◆ INSTRUCTIONS TO FOLLOW:
The expected copy holds every entry exactly and none of the pictures.

◆ SOURCE DATA:
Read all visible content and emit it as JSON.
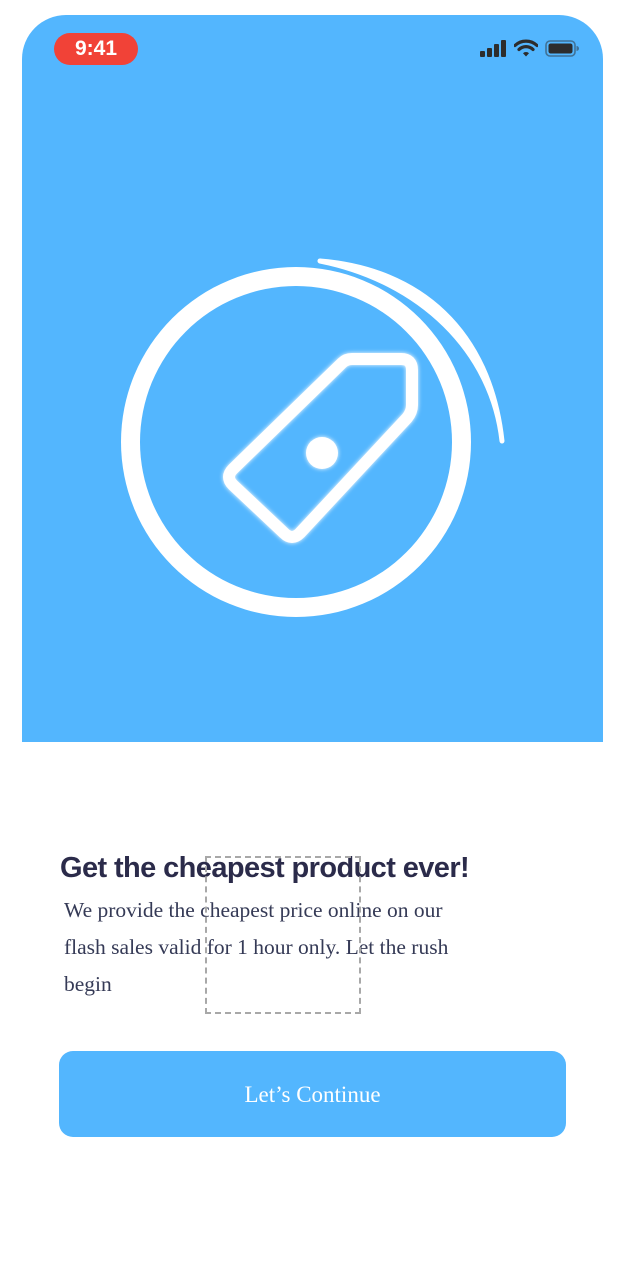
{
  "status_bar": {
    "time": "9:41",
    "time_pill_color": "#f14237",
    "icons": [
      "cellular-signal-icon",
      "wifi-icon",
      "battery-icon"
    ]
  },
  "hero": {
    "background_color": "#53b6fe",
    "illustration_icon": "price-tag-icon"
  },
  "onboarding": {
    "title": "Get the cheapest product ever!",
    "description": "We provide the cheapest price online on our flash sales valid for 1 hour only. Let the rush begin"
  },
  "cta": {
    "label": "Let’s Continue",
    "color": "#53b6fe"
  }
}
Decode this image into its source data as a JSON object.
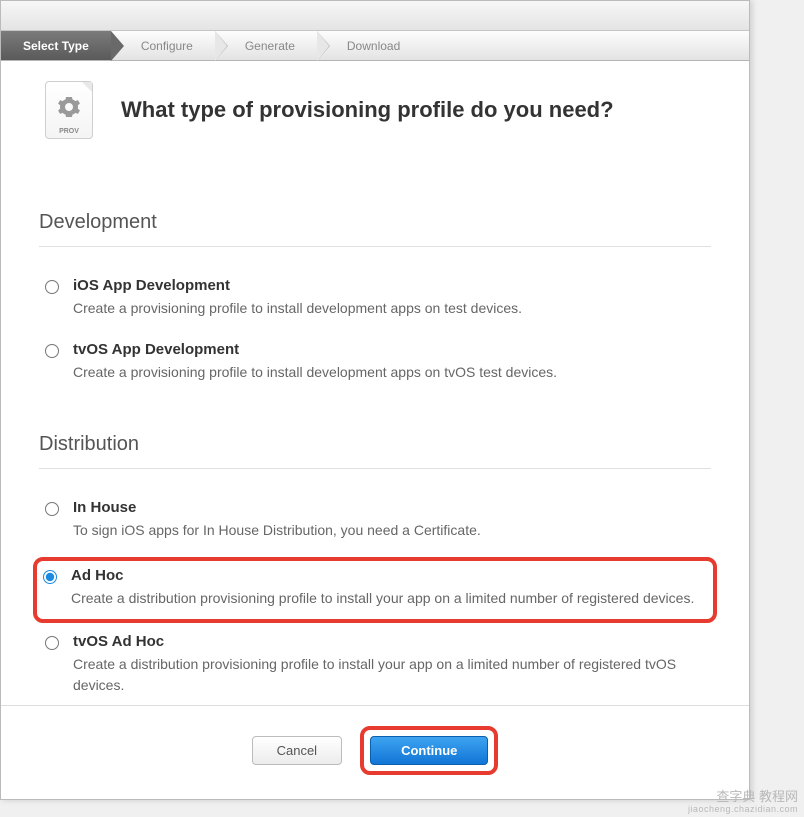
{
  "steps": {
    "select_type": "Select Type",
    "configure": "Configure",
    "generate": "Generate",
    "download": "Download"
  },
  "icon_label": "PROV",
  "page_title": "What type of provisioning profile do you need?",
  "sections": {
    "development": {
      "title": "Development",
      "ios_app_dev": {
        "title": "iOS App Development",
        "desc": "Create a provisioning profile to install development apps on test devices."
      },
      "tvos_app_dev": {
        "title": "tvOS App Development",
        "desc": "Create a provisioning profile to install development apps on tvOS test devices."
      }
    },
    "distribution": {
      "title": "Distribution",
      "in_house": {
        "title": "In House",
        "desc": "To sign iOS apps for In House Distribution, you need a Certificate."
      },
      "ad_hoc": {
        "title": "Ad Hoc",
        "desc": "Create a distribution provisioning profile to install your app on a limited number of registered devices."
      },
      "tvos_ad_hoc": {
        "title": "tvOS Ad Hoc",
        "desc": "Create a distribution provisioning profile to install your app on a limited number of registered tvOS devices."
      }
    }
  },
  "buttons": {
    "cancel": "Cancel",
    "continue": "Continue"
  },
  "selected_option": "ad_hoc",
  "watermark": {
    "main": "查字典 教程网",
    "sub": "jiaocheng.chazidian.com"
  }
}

◆ ANSWER AREA:
Read all visible content and emit it as JSON.
{
  "status_bar": {
    "time": "9:41",
    "time_pill_color": "#f14237",
    "icons": [
      "cellular-signal-icon",
      "wifi-icon",
      "battery-icon"
    ]
  },
  "hero": {
    "background_color": "#53b6fe",
    "illustration_icon": "price-tag-icon"
  },
  "onboarding": {
    "title": "Get the cheapest product ever!",
    "description": "We provide the cheapest price online on our flash sales valid for 1 hour only. Let the rush begin"
  },
  "cta": {
    "label": "Let’s Continue",
    "color": "#53b6fe"
  }
}
Decode this image into its source data as a JSON object.
{
  "steps": {
    "select_type": "Select Type",
    "configure": "Configure",
    "generate": "Generate",
    "download": "Download"
  },
  "icon_label": "PROV",
  "page_title": "What type of provisioning profile do you need?",
  "sections": {
    "development": {
      "title": "Development",
      "ios_app_dev": {
        "title": "iOS App Development",
        "desc": "Create a provisioning profile to install development apps on test devices."
      },
      "tvos_app_dev": {
        "title": "tvOS App Development",
        "desc": "Create a provisioning profile to install development apps on tvOS test devices."
      }
    },
    "distribution": {
      "title": "Distribution",
      "in_house": {
        "title": "In House",
        "desc": "To sign iOS apps for In House Distribution, you need a Certificate."
      },
      "ad_hoc": {
        "title": "Ad Hoc",
        "desc": "Create a distribution provisioning profile to install your app on a limited number of registered devices."
      },
      "tvos_ad_hoc": {
        "title": "tvOS Ad Hoc",
        "desc": "Create a distribution provisioning profile to install your app on a limited number of registered tvOS devices."
      }
    }
  },
  "buttons": {
    "cancel": "Cancel",
    "continue": "Continue"
  },
  "selected_option": "ad_hoc",
  "watermark": {
    "main": "查字典 教程网",
    "sub": "jiaocheng.chazidian.com"
  }
}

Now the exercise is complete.